* **DATA SUPPLIED**:
- - - - - - -

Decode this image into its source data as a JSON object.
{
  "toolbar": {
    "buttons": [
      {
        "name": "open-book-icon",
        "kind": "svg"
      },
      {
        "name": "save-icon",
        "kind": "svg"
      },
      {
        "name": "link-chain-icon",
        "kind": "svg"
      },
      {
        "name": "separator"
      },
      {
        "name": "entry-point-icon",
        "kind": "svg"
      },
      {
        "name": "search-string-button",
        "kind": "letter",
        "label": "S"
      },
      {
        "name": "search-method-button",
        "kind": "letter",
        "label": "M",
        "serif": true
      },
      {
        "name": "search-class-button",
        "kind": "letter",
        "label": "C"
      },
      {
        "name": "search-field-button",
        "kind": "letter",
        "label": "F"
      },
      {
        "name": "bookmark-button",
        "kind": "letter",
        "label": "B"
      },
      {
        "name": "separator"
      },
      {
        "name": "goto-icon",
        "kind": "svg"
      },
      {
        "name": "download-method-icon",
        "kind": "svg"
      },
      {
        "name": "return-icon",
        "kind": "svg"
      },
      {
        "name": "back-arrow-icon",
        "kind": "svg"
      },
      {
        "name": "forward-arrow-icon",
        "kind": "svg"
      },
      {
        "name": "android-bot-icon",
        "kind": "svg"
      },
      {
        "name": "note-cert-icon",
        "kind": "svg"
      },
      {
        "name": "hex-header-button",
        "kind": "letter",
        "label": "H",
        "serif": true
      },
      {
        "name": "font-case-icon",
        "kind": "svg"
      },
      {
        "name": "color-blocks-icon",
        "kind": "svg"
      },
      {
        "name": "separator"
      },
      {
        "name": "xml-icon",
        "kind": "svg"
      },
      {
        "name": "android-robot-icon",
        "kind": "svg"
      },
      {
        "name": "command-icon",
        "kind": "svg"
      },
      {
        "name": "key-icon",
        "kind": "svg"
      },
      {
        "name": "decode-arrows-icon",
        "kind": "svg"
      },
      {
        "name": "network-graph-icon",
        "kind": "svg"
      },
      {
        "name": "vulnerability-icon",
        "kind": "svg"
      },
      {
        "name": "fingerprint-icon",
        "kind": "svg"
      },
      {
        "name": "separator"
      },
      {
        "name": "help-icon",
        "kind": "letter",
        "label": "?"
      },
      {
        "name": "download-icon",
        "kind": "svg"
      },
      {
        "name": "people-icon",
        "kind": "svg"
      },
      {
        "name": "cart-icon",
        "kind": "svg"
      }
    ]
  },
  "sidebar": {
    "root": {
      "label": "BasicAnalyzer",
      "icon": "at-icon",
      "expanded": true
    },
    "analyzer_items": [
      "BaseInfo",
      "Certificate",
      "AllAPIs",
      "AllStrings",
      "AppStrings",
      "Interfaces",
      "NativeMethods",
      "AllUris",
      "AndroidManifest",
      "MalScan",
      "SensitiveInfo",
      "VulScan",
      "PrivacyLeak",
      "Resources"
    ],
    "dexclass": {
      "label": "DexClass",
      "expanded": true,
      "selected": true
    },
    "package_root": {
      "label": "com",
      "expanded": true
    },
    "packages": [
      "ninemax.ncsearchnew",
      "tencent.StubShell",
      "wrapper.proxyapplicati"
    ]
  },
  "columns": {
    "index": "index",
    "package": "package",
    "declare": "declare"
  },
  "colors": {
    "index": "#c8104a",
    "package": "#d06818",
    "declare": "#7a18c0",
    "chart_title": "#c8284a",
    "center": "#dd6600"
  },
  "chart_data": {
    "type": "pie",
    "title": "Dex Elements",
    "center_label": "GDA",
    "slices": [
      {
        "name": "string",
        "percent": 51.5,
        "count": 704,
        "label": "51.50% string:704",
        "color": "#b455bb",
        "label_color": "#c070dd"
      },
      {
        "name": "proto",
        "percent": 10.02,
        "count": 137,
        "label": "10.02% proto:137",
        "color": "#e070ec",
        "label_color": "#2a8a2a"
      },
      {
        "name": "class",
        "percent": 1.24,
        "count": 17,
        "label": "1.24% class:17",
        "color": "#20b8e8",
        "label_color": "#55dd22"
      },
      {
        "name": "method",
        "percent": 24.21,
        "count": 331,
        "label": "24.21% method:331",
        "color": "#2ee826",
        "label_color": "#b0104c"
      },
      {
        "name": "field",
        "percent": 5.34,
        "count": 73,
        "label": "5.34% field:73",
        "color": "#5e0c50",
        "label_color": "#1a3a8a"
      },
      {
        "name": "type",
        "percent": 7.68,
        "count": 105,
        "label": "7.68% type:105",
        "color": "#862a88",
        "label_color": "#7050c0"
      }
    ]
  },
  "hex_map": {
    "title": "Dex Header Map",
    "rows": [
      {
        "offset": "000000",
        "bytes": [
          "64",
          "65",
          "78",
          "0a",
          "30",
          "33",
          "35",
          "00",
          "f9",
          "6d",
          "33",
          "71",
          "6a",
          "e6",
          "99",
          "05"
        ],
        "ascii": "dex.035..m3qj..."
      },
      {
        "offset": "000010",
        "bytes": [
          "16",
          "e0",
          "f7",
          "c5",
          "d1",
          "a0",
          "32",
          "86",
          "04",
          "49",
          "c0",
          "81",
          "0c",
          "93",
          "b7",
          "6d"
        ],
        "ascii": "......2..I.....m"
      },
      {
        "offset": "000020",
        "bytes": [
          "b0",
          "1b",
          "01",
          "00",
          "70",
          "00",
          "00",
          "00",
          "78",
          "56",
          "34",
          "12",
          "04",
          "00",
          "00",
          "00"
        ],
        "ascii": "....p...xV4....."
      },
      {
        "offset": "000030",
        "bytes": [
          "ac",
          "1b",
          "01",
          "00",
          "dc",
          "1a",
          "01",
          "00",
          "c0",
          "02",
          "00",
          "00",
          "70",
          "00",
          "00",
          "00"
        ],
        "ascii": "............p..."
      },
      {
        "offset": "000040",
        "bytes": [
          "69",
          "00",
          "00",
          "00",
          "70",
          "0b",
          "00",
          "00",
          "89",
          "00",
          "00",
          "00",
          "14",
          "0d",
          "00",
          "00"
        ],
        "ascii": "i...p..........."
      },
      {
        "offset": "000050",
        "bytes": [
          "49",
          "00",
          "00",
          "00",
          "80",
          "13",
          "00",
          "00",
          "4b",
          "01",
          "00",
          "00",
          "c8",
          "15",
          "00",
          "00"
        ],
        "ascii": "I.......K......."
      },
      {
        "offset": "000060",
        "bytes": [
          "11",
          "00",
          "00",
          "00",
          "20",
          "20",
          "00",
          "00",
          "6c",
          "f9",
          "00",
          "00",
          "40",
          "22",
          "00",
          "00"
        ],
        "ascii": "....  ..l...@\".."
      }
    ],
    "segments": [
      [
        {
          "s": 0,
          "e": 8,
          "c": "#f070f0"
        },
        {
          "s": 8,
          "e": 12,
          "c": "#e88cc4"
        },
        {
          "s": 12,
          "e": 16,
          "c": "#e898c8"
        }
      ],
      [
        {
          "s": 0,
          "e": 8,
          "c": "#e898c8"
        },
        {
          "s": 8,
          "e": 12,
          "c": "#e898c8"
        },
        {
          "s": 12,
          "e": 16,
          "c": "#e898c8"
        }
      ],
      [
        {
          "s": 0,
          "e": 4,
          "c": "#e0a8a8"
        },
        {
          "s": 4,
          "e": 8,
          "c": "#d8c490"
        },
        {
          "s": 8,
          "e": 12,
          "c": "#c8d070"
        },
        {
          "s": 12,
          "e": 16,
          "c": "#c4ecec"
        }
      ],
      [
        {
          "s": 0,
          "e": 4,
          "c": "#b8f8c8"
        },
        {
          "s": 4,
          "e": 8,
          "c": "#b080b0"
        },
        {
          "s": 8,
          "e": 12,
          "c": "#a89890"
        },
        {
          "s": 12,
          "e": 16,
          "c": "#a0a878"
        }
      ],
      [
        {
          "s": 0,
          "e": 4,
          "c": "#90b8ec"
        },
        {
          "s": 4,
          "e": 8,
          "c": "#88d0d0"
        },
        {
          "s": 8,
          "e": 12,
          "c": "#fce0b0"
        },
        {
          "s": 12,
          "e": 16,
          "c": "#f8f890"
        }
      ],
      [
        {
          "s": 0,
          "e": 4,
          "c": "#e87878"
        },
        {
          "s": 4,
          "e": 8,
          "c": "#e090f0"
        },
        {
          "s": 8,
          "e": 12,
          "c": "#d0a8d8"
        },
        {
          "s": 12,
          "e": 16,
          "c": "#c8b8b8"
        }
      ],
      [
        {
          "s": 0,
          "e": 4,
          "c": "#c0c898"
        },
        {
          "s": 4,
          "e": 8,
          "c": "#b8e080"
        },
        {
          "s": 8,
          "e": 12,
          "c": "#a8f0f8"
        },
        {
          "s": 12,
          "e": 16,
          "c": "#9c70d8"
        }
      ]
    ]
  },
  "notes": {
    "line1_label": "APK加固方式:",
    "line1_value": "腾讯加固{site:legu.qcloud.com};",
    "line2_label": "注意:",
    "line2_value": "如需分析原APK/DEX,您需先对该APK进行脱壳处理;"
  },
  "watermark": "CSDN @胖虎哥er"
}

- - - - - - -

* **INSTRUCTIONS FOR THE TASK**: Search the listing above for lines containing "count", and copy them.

* **REPLY TO THE EXERCISE**:
        "count": 704,
        "count": 137,
        "count": 17,
        "count": 331,
        "count": 73,
        "count": 105,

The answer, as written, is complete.